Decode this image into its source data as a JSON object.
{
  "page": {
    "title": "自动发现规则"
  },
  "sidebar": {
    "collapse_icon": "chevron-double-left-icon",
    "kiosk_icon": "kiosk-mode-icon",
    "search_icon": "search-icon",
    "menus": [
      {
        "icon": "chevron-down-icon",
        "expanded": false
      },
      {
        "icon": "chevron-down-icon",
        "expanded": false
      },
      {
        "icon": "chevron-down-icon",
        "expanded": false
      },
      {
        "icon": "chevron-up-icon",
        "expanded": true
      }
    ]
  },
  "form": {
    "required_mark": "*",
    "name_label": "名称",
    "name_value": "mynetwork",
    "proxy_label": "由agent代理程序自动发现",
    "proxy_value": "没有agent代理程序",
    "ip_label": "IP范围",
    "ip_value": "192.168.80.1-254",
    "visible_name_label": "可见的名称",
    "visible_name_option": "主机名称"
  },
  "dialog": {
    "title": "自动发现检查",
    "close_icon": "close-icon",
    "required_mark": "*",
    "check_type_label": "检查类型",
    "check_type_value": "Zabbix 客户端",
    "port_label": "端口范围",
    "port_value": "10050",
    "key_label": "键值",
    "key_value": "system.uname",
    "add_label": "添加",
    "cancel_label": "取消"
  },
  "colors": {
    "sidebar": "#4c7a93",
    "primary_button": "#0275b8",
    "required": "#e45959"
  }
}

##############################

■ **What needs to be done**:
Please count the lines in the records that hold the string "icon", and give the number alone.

■ **Completed exercise**:
8